We show here that both the Debye poles and Lorentz pole pairs are special cases of complex-conjugate pole-residue pairs, and the general form of such pairs in fact offers us a much more efficient approach of treating real dispersive media in FDTD than the usual ones that are based on Debye poles and Lorentz pole pairs. We first derive a unified formulation of the auxiliary differential equation method for arbitrary dispersive media by using these pairs. We then
use this formulation to perform several numerical experiments, including the permittivity of noble metal Ag and the electroabsorption coefficient of semiconductor quantum wells. The result of these experiments clearly demonstrates the feasibility and advantages of using these pairs in treating dispersive media in FDTD.
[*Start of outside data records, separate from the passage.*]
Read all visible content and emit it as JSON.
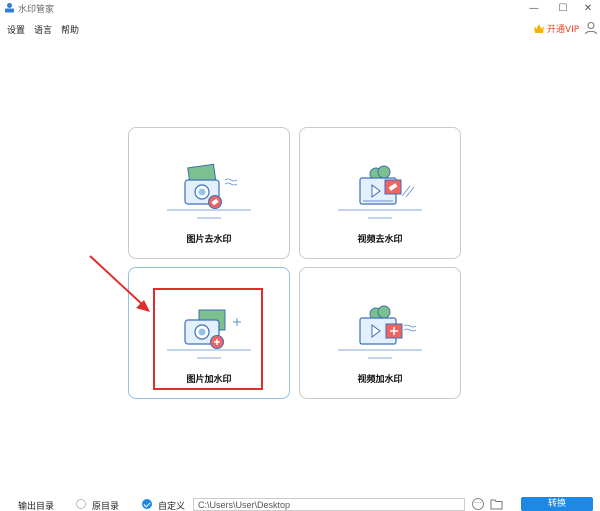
{
  "window": {
    "title": "水印管家",
    "minimize": "—",
    "maximize": "☐",
    "close": "✕"
  },
  "menu": {
    "items": [
      "设置",
      "语言",
      "帮助"
    ],
    "vip_label": "开通VIP"
  },
  "cards": [
    {
      "label": "图片去水印"
    },
    {
      "label": "视频去水印"
    },
    {
      "label": "图片加水印"
    },
    {
      "label": "视频加水印"
    }
  ],
  "bottom": {
    "output_label": "输出目录",
    "option_original": "原目录",
    "option_custom": "自定义",
    "path_value": "C:\\Users\\User\\Desktop",
    "more_label": "···",
    "convert_label": "转换"
  },
  "colors": {
    "accent": "#1e88e5",
    "highlight": "#e02d2d",
    "vip": "#e8432d"
  }
}
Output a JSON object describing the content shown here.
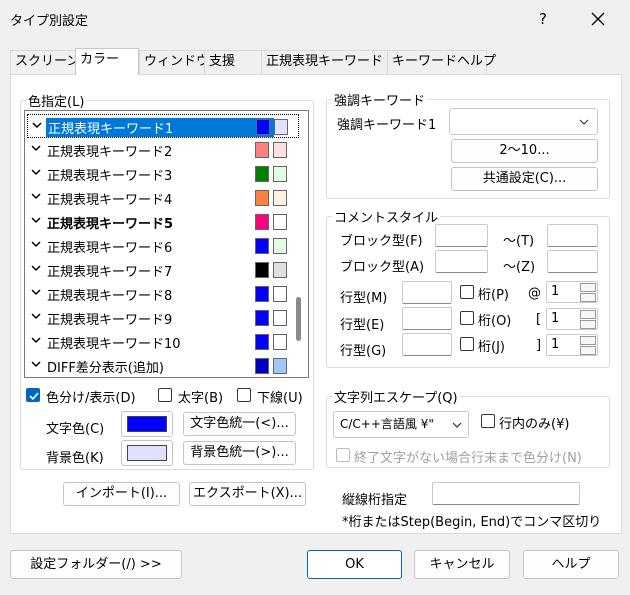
{
  "window": {
    "title": "タイプ別設定",
    "help_label": "?"
  },
  "tabs": [
    "スクリーン",
    "カラー",
    "ウィンドウ",
    "支援",
    "正規表現キーワード",
    "キーワードヘルプ"
  ],
  "color_group": {
    "label": "色指定(L)",
    "items": [
      {
        "label": "正規表現キーワード1",
        "fg": "#0000ff",
        "bg": "#e0e0ff",
        "checked": true,
        "bold": false
      },
      {
        "label": "正規表現キーワード2",
        "fg": "#ff8080",
        "bg": "#ffe0e0",
        "checked": true,
        "bold": false
      },
      {
        "label": "正規表現キーワード3",
        "fg": "#008000",
        "bg": "#e0ffe0",
        "checked": true,
        "bold": false
      },
      {
        "label": "正規表現キーワード4",
        "fg": "#ff8040",
        "bg": "#fff0e0",
        "checked": true,
        "bold": false
      },
      {
        "label": "正規表現キーワード5",
        "fg": "#ff0080",
        "bg": "#ffffff",
        "checked": true,
        "bold": true
      },
      {
        "label": "正規表現キーワード6",
        "fg": "#0000ff",
        "bg": "#e0ffe0",
        "checked": true,
        "bold": false
      },
      {
        "label": "正規表現キーワード7",
        "fg": "#000000",
        "bg": "#e0e0e0",
        "checked": true,
        "bold": false
      },
      {
        "label": "正規表現キーワード8",
        "fg": "#0000ff",
        "bg": "#ffffff",
        "checked": true,
        "bold": false
      },
      {
        "label": "正規表現キーワード9",
        "fg": "#0000ff",
        "bg": "#ffffff",
        "checked": true,
        "bold": false
      },
      {
        "label": "正規表現キーワード10",
        "fg": "#0000ff",
        "bg": "#ffffff",
        "checked": true,
        "bold": false
      },
      {
        "label": "DIFF差分表示(追加)",
        "fg": "#0000c0",
        "bg": "#a0c8ff",
        "checked": true,
        "bold": false
      }
    ],
    "chk_color": "色分け/表示(D)",
    "chk_bold": "太字(B)",
    "chk_underline": "下線(U)",
    "text_color_label": "文字色(C)",
    "text_color": "#0000ff",
    "bg_color_label": "背景色(K)",
    "bg_color": "#e0e0ff",
    "unify_text": "文字色統一(<)...",
    "unify_bg": "背景色統一(>)..."
  },
  "import_button": "インポート(I)...",
  "export_button": "エクスポート(X)...",
  "emphasis": {
    "label": "強調キーワード",
    "kw1_label": "強調キーワード1",
    "kw1_value": "",
    "btn_2_10": "2～10...",
    "btn_common": "共通設定(C)..."
  },
  "comment": {
    "label": "コメントスタイル",
    "block_f": "ブロック型(F)",
    "tilde_t": "～(T)",
    "block_a": "ブロック型(A)",
    "tilde_z": "～(Z)",
    "line_m": "行型(M)",
    "line_e": "行型(E)",
    "line_g": "行型(G)",
    "col_p": "桁(P)",
    "col_o": "桁(O)",
    "col_j": "桁(J)",
    "sym_at": "@",
    "sym_lb": "[",
    "sym_rb": "]",
    "spin_values": [
      "1",
      "1",
      "1"
    ]
  },
  "escape": {
    "label": "文字列エスケープ(Q)",
    "combo_value": "C/C++言語風 ¥\"",
    "line_only": "行内のみ(¥)",
    "no_end": "終了文字がない場合行末まで色分け(N)"
  },
  "vline": {
    "label": "縦線桁指定",
    "value": "",
    "hint": "*桁またはStep(Begin, End)でコンマ区切り"
  },
  "footer": {
    "settings_folder": "設定フォルダー(/) >>",
    "ok": "OK",
    "cancel": "キャンセル",
    "help": "ヘルプ"
  }
}
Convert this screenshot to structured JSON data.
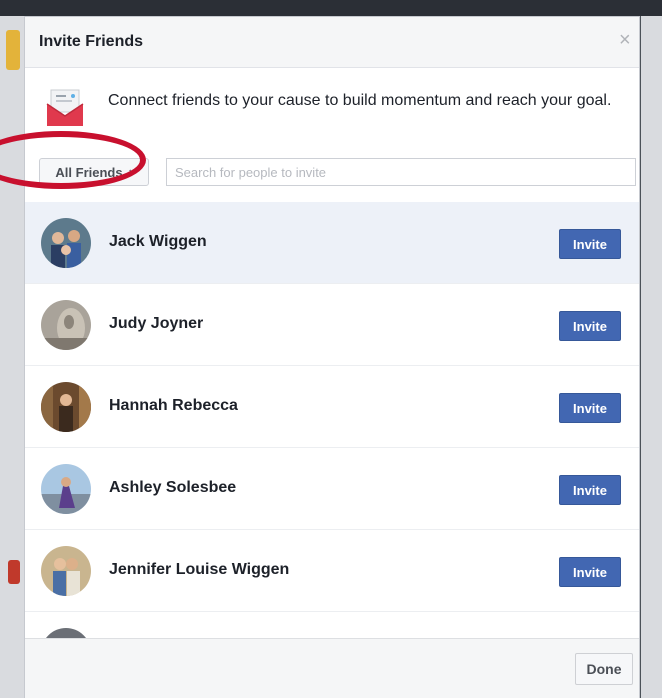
{
  "dialog": {
    "title": "Invite Friends",
    "close_icon": "close-icon",
    "intro_text": "Connect friends to your cause to build momentum and reach your goal."
  },
  "filter": {
    "label": "All Friends",
    "arrow": "↕",
    "search_placeholder": "Search for people to invite"
  },
  "friends": [
    {
      "name": "Jack Wiggen",
      "button": "Invite",
      "highlighted": true
    },
    {
      "name": "Judy Joyner",
      "button": "Invite",
      "highlighted": false
    },
    {
      "name": "Hannah Rebecca",
      "button": "Invite",
      "highlighted": false
    },
    {
      "name": "Ashley Solesbee",
      "button": "Invite",
      "highlighted": false
    },
    {
      "name": "Jennifer Louise Wiggen",
      "button": "Invite",
      "highlighted": false
    }
  ],
  "footer": {
    "done_label": "Done"
  },
  "colors": {
    "primary": "#4267b2",
    "annotation": "#c8102e",
    "highlight_row": "#edf1f8"
  }
}
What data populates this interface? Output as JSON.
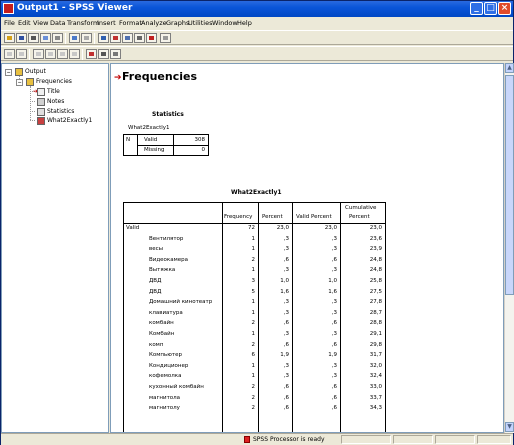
{
  "window": {
    "title": "Output1 - SPSS Viewer"
  },
  "menu": [
    "File",
    "Edit",
    "View",
    "Data",
    "Transform",
    "Insert",
    "Format",
    "Analyze",
    "Graphs",
    "Utilities",
    "Window",
    "Help"
  ],
  "tree": {
    "root": "Output",
    "section": "Frequencies",
    "children": [
      "Title",
      "Notes",
      "Statistics",
      "What2Exactly1"
    ]
  },
  "output": {
    "heading": "Frequencies",
    "statistics": {
      "title": "Statistics",
      "variable": "What2Exactly1",
      "n_label": "N",
      "valid_label": "Valid",
      "valid_value": "308",
      "missing_label": "Missing",
      "missing_value": "0"
    },
    "freq": {
      "title": "What2Exactly1",
      "col_frequency": "Frequency",
      "col_percent": "Percent",
      "col_valid_percent": "Valid Percent",
      "col_cum_line1": "Cumulative",
      "col_cum_line2": "Percent",
      "group_label": "Valid",
      "rows": [
        {
          "label": "",
          "f": "72",
          "p": "23,0",
          "vp": "23,0",
          "cp": "23,0"
        },
        {
          "label": "Вентилятор",
          "f": "1",
          "p": ",3",
          "vp": ",3",
          "cp": "23,6"
        },
        {
          "label": "весы",
          "f": "1",
          "p": ",3",
          "vp": ",3",
          "cp": "23,9"
        },
        {
          "label": "Видеокамера",
          "f": "2",
          "p": ",6",
          "vp": ",6",
          "cp": "24,8"
        },
        {
          "label": "Вытяжка",
          "f": "1",
          "p": ",3",
          "vp": ",3",
          "cp": "24,8"
        },
        {
          "label": "ДВД",
          "f": "3",
          "p": "1,0",
          "vp": "1,0",
          "cp": "25,8"
        },
        {
          "label": "ДВД",
          "f": "5",
          "p": "1,6",
          "vp": "1,6",
          "cp": "27,5"
        },
        {
          "label": "Домашний кинотеатр",
          "f": "1",
          "p": ",3",
          "vp": ",3",
          "cp": "27,8"
        },
        {
          "label": "клавиатура",
          "f": "1",
          "p": ",3",
          "vp": ",3",
          "cp": "28,7"
        },
        {
          "label": "комбайн",
          "f": "2",
          "p": ",6",
          "vp": ",6",
          "cp": "28,8"
        },
        {
          "label": "Комбайн",
          "f": "1",
          "p": ",3",
          "vp": ",3",
          "cp": "29,1"
        },
        {
          "label": "комп",
          "f": "2",
          "p": ",6",
          "vp": ",6",
          "cp": "29,8"
        },
        {
          "label": "Компьютер",
          "f": "6",
          "p": "1,9",
          "vp": "1,9",
          "cp": "31,7"
        },
        {
          "label": "Кондиционер",
          "f": "1",
          "p": ",3",
          "vp": ",3",
          "cp": "32,0"
        },
        {
          "label": "кофемолка",
          "f": "1",
          "p": ",3",
          "vp": ",3",
          "cp": "32,4"
        },
        {
          "label": "кухонный комбайн",
          "f": "2",
          "p": ",6",
          "vp": ",6",
          "cp": "33,0"
        },
        {
          "label": "магнитола",
          "f": "2",
          "p": ",6",
          "vp": ",6",
          "cp": "33,7"
        },
        {
          "label": "магнитолу",
          "f": "2",
          "p": ",6",
          "vp": ",6",
          "cp": "34,3"
        }
      ]
    }
  },
  "status": {
    "text": "SPSS Processor  is ready"
  },
  "colors": {
    "titlebar": "#0047c4",
    "arrow": "#c00000",
    "window_bg": "#ece9d8"
  }
}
We use coupled optical and electronic simulations to investigate design tradeoffs in electrically pumped photonic crystal light emitting diodes. A finite-difference frequency-domain electromagnetic solver is used to calculate the spontaneous emission
enhancement factor and the extraction efficiency as a function of
frequency and of position of the emitting source. The calculated
enhancement factor is fed into an electronic simulator, which solves the coupled continuity equations for electrons and holes and Poisson's equation. We simulate a two-dimensional structure consisting of a photonic-crystal slab with a single-defect cavity, and investigate different pumping configurations for such a cavity.